=== Given information ===
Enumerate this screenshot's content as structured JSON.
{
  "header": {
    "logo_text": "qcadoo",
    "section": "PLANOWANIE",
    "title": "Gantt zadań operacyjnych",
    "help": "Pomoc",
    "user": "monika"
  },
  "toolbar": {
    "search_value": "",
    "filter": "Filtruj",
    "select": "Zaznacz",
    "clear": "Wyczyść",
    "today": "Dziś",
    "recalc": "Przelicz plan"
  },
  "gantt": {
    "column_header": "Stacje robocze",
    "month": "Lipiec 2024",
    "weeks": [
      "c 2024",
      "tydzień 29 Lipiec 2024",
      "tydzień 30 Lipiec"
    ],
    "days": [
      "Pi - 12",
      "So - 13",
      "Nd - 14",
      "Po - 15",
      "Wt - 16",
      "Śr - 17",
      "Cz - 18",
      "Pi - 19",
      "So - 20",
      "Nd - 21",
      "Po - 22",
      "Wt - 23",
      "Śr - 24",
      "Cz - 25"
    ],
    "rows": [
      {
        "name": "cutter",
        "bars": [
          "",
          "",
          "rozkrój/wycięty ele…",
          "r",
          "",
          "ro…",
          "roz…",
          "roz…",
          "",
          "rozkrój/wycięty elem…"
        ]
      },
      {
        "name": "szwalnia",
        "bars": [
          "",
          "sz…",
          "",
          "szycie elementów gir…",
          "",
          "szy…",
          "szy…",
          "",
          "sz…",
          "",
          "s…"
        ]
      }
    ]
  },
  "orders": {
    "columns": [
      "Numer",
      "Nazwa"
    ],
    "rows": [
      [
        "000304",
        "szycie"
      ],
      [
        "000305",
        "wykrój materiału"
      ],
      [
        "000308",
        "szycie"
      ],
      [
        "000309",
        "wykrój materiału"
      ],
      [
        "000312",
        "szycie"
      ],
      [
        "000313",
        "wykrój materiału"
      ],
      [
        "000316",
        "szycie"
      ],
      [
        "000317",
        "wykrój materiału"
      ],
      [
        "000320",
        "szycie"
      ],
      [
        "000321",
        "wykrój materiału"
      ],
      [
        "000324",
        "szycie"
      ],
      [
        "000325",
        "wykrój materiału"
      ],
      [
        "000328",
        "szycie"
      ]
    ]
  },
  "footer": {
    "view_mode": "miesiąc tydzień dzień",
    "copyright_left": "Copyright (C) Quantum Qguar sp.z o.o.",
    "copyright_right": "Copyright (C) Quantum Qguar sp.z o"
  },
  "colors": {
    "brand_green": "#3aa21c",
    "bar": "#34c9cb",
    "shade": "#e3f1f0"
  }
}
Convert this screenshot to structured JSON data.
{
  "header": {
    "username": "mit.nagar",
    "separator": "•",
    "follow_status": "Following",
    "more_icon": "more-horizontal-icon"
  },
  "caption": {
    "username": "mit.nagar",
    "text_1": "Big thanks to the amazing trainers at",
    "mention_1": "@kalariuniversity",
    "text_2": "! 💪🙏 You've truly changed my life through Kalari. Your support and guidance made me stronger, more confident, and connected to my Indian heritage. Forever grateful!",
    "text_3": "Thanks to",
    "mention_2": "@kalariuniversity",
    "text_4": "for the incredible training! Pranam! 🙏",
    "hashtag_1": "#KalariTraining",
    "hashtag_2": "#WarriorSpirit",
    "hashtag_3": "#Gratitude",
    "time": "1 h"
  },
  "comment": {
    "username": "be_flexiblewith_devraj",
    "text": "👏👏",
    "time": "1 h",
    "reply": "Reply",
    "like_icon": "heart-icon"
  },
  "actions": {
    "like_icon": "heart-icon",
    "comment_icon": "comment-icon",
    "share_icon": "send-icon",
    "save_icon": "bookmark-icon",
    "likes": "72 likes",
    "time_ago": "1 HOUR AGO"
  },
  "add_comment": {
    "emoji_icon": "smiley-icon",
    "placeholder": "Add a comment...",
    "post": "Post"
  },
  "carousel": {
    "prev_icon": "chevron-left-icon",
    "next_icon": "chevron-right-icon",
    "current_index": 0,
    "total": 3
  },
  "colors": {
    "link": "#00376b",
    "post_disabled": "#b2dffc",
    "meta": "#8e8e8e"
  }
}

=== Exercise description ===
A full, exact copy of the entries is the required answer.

=== Response below ===
Enumerate this screenshot's content as structured JSON.
{
  "header": {
    "logo_text": "qcadoo",
    "section": "PLANOWANIE",
    "title": "Gantt zadań operacyjnych",
    "help": "Pomoc",
    "user": "monika"
  },
  "toolbar": {
    "search_value": "",
    "filter": "Filtruj",
    "select": "Zaznacz",
    "clear": "Wyczyść",
    "today": "Dziś",
    "recalc": "Przelicz plan"
  },
  "gantt": {
    "column_header": "Stacje robocze",
    "month": "Lipiec 2024",
    "weeks": [
      "c 2024",
      "tydzień 29 Lipiec 2024",
      "tydzień 30 Lipiec"
    ],
    "days": [
      "Pi - 12",
      "So - 13",
      "Nd - 14",
      "Po - 15",
      "Wt - 16",
      "Śr - 17",
      "Cz - 18",
      "Pi - 19",
      "So - 20",
      "Nd - 21",
      "Po - 22",
      "Wt - 23",
      "Śr - 24",
      "Cz - 25"
    ],
    "rows": [
      {
        "name": "cutter",
        "bars": [
          "",
          "",
          "rozkrój/wycięty ele…",
          "r",
          "",
          "ro…",
          "roz…",
          "roz…",
          "",
          "rozkrój/wycięty elem…"
        ]
      },
      {
        "name": "szwalnia",
        "bars": [
          "",
          "sz…",
          "",
          "szycie elementów gir…",
          "",
          "szy…",
          "szy…",
          "",
          "sz…",
          "",
          "s…"
        ]
      }
    ]
  },
  "orders": {
    "columns": [
      "Numer",
      "Nazwa"
    ],
    "rows": [
      [
        "000304",
        "szycie"
      ],
      [
        "000305",
        "wykrój materiału"
      ],
      [
        "000308",
        "szycie"
      ],
      [
        "000309",
        "wykrój materiału"
      ],
      [
        "000312",
        "szycie"
      ],
      [
        "000313",
        "wykrój materiału"
      ],
      [
        "000316",
        "szycie"
      ],
      [
        "000317",
        "wykrój materiału"
      ],
      [
        "000320",
        "szycie"
      ],
      [
        "000321",
        "wykrój materiału"
      ],
      [
        "000324",
        "szycie"
      ],
      [
        "000325",
        "wykrój materiału"
      ],
      [
        "000328",
        "szycie"
      ]
    ]
  },
  "footer": {
    "view_mode": "miesiąc tydzień dzień",
    "copyright_left": "Copyright (C) Quantum Qguar sp.z o.o.",
    "copyright_right": "Copyright (C) Quantum Qguar sp.z o"
  },
  "colors": {
    "brand_green": "#3aa21c",
    "bar": "#34c9cb",
    "shade": "#e3f1f0"
  }
}
Convert this screenshot to structured JSON data.
{
  "header": {
    "username": "mit.nagar",
    "separator": "•",
    "follow_status": "Following",
    "more_icon": "more-horizontal-icon"
  },
  "caption": {
    "username": "mit.nagar",
    "text_1": "Big thanks to the amazing trainers at",
    "mention_1": "@kalariuniversity",
    "text_2": "! 💪🙏 You've truly changed my life through Kalari. Your support and guidance made me stronger, more confident, and connected to my Indian heritage. Forever grateful!",
    "text_3": "Thanks to",
    "mention_2": "@kalariuniversity",
    "text_4": "for the incredible training! Pranam! 🙏",
    "hashtag_1": "#KalariTraining",
    "hashtag_2": "#WarriorSpirit",
    "hashtag_3": "#Gratitude",
    "time": "1 h"
  },
  "comment": {
    "username": "be_flexiblewith_devraj",
    "text": "👏👏",
    "time": "1 h",
    "reply": "Reply",
    "like_icon": "heart-icon"
  },
  "actions": {
    "like_icon": "heart-icon",
    "comment_icon": "comment-icon",
    "share_icon": "send-icon",
    "save_icon": "bookmark-icon",
    "likes": "72 likes",
    "time_ago": "1 HOUR AGO"
  },
  "add_comment": {
    "emoji_icon": "smiley-icon",
    "placeholder": "Add a comment...",
    "post": "Post"
  },
  "carousel": {
    "prev_icon": "chevron-left-icon",
    "next_icon": "chevron-right-icon",
    "current_index": 0,
    "total": 3
  },
  "colors": {
    "link": "#00376b",
    "post_disabled": "#b2dffc",
    "meta": "#8e8e8e"
  }
}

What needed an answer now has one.